This program functions through the use of the Coordinated Specialty Care (CSC) Model. The CSE model is a holistic approach which includes case management, coordination with medication primary care, pharmacotherapy, psychotherapy, family education and support, and supported employment and education. Evidence-based treatments include medication management, substance use management, coordination with primary care, Cognitive Behavioral Therapy (CBT), case management and linkage, and family psychoeducation.
Individuals who successfully graduate from the program are often linked to community based, non-specialty mental health care services. This is completed with the support, coordination and is followed through by LCBHS Access Team Case Managers. When it is determined that an individual is not a candidate for EIS, the assessing clinician provides an internal referral to the appropriate LCBHS program and provides a warm hand-off to the appropriate party.
Outreach is provided by this program wherein the program’s lead clinician attends LCBHS Children’s Outpatient Services team meetings and collaborative meetings with Child Welfare and Probation for early detection of FEP. By attending other clinical team meetings and collaborative meetings with other agencies, the EIS lead clinician may identify individuals who meet criteria for this program. Subsequently these individuals bypass the need to receive a referral for Early Intervention Services.
Family education and community outreach are key components to this program. Psychoeducation on psychosis and its treatment is provided to the individual in treatment, their family, and to the community.

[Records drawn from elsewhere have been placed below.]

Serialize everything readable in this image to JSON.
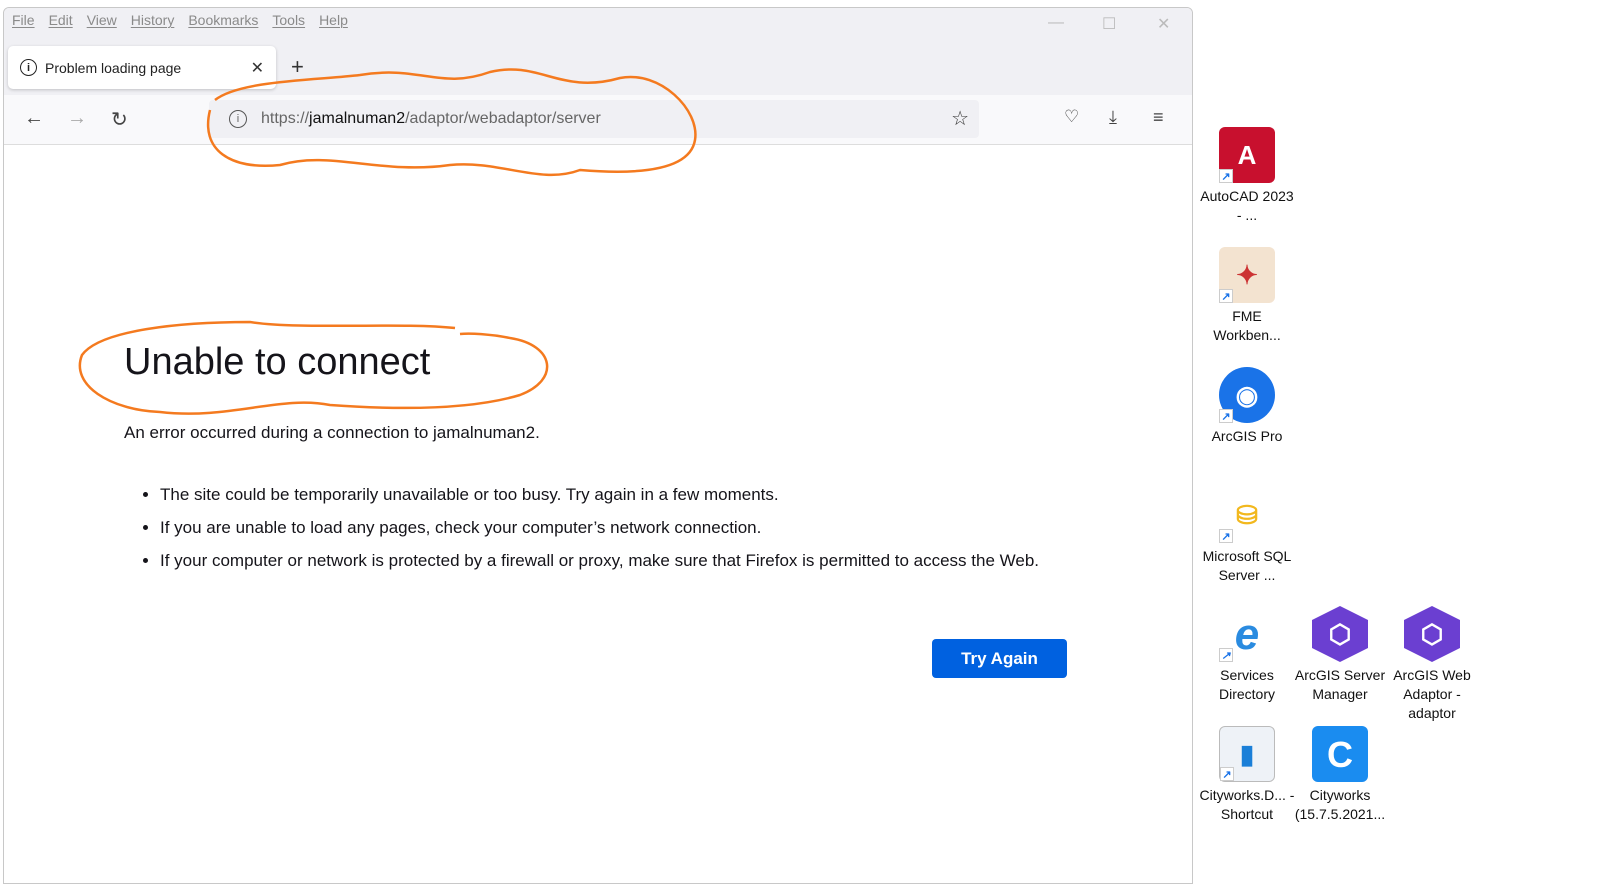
{
  "menu": [
    "File",
    "Edit",
    "View",
    "History",
    "Bookmarks",
    "Tools",
    "Help"
  ],
  "tab": {
    "title": "Problem loading page"
  },
  "url": {
    "scheme": "https://",
    "host": "jamalnuman2",
    "path": "/adaptor/webadaptor/server"
  },
  "error": {
    "title": "Unable to connect",
    "subtitle": "An error occurred during a connection to jamalnuman2.",
    "bullets": [
      "The site could be temporarily unavailable or too busy. Try again in a few moments.",
      "If you are unable to load any pages, check your computer’s network connection.",
      "If your computer or network is protected by a firewall or proxy, make sure that Firefox is permitted to access the Web."
    ],
    "try_again": "Try Again"
  },
  "desktop": [
    {
      "label": "AutoCAD 2023 - ...",
      "glyph": "A",
      "color": "#c8102e"
    },
    {
      "label": "FME Workben...",
      "glyph": "✦",
      "color": "#e0e0e0"
    },
    {
      "label": "ArcGIS Pro",
      "glyph": "◉",
      "color": "#1a73e8"
    },
    {
      "label": "Microsoft SQL Server ...",
      "glyph": "⛁",
      "color": "#f2c12e"
    },
    {
      "label": "Services Directory",
      "glyph": "e",
      "color": "#2a8be0"
    },
    {
      "label": "ArcGIS Server Manager",
      "glyph": "⬡",
      "color": "#6b3fd1"
    },
    {
      "label": "ArcGIS Web Adaptor - adaptor",
      "glyph": "⬡",
      "color": "#6b3fd1"
    },
    {
      "label": "Cityworks.D... - Shortcut",
      "glyph": "▮",
      "color": "#d8e6f5"
    },
    {
      "label": "Cityworks (15.7.5.2021...",
      "glyph": "C",
      "color": "#1a8cf0"
    }
  ]
}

By increasing everyone’s understanding on the disorder/illness, treatment options, and the likelihood of recovery, individuals with mental illness and their families are empowered to pursue wellness and dismantle myths and stigma around mental illness.